*PROVIDED ENTRIES*
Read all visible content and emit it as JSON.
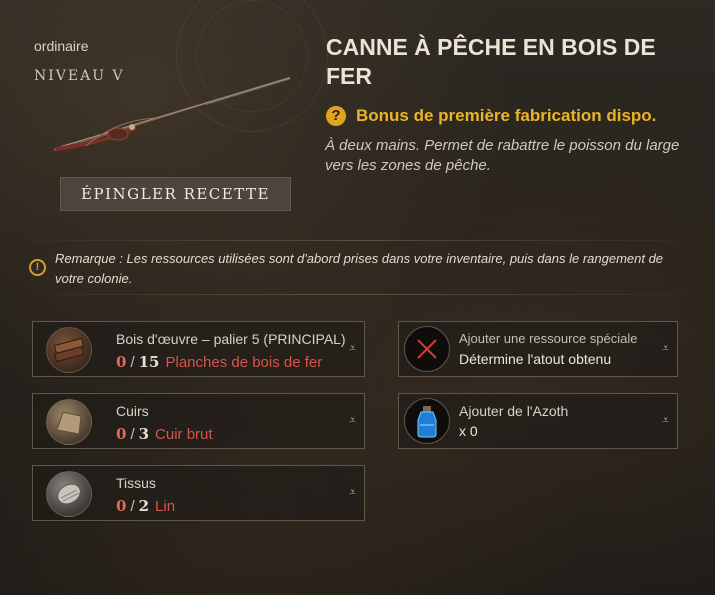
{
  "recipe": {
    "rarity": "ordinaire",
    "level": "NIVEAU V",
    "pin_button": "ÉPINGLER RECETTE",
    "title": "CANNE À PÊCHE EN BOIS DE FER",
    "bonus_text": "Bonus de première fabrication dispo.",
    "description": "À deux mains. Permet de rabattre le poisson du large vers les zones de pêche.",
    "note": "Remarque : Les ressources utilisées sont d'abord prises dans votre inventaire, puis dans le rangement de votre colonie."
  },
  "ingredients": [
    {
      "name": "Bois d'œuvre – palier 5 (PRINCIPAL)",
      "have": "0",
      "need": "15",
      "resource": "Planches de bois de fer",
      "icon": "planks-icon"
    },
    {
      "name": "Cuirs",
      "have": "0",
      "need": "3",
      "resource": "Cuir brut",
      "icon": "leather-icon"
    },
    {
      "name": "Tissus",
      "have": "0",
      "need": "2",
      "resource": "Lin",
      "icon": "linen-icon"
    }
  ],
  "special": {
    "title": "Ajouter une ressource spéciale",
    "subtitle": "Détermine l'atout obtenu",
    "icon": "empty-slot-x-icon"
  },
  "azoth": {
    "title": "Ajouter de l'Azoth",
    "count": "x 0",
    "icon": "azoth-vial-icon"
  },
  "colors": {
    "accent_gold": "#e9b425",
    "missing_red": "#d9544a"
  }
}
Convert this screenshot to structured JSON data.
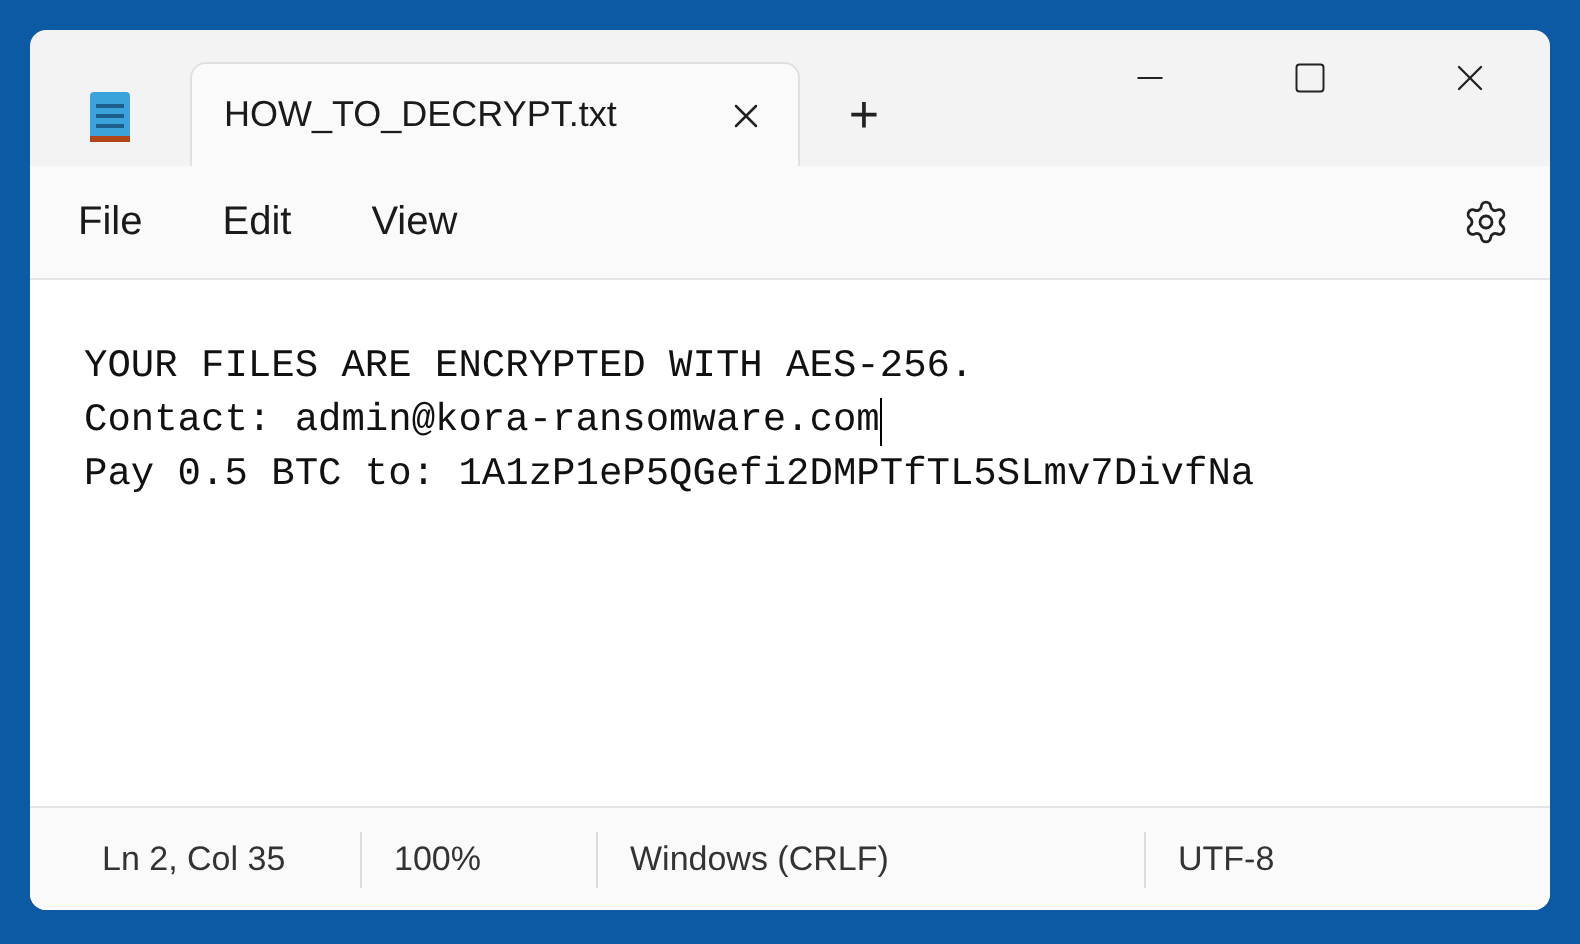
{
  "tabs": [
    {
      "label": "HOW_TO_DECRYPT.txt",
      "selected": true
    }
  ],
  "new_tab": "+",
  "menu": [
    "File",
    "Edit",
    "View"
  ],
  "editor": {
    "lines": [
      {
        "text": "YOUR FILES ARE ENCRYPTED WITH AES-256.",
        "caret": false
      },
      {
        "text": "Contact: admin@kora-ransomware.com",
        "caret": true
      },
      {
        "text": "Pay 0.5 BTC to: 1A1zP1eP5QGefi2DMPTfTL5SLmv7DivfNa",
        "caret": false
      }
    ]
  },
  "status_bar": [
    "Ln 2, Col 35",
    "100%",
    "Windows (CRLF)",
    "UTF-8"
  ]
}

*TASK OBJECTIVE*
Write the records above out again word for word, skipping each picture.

*PROBLEM SOLUTION*
Read all visible content and emit it as JSON.
{
  "recipe": {
    "rarity": "ordinaire",
    "level": "NIVEAU V",
    "pin_button": "ÉPINGLER RECETTE",
    "title": "CANNE À PÊCHE EN BOIS DE FER",
    "bonus_text": "Bonus de première fabrication dispo.",
    "description": "À deux mains. Permet de rabattre le poisson du large vers les zones de pêche.",
    "note": "Remarque : Les ressources utilisées sont d'abord prises dans votre inventaire, puis dans le rangement de votre colonie."
  },
  "ingredients": [
    {
      "name": "Bois d'œuvre – palier 5 (PRINCIPAL)",
      "have": "0",
      "need": "15",
      "resource": "Planches de bois de fer",
      "icon": "planks-icon"
    },
    {
      "name": "Cuirs",
      "have": "0",
      "need": "3",
      "resource": "Cuir brut",
      "icon": "leather-icon"
    },
    {
      "name": "Tissus",
      "have": "0",
      "need": "2",
      "resource": "Lin",
      "icon": "linen-icon"
    }
  ],
  "special": {
    "title": "Ajouter une ressource spéciale",
    "subtitle": "Détermine l'atout obtenu",
    "icon": "empty-slot-x-icon"
  },
  "azoth": {
    "title": "Ajouter de l'Azoth",
    "count": "x 0",
    "icon": "azoth-vial-icon"
  },
  "colors": {
    "accent_gold": "#e9b425",
    "missing_red": "#d9544a"
  }
}
Convert this screenshot to structured JSON data.
{
  "tabs": [
    {
      "label": "HOW_TO_DECRYPT.txt",
      "selected": true
    }
  ],
  "new_tab": "+",
  "menu": [
    "File",
    "Edit",
    "View"
  ],
  "editor": {
    "lines": [
      {
        "text": "YOUR FILES ARE ENCRYPTED WITH AES-256.",
        "caret": false
      },
      {
        "text": "Contact: admin@kora-ransomware.com",
        "caret": true
      },
      {
        "text": "Pay 0.5 BTC to: 1A1zP1eP5QGefi2DMPTfTL5SLmv7DivfNa",
        "caret": false
      }
    ]
  },
  "status_bar": [
    "Ln 2, Col 35",
    "100%",
    "Windows (CRLF)",
    "UTF-8"
  ]
}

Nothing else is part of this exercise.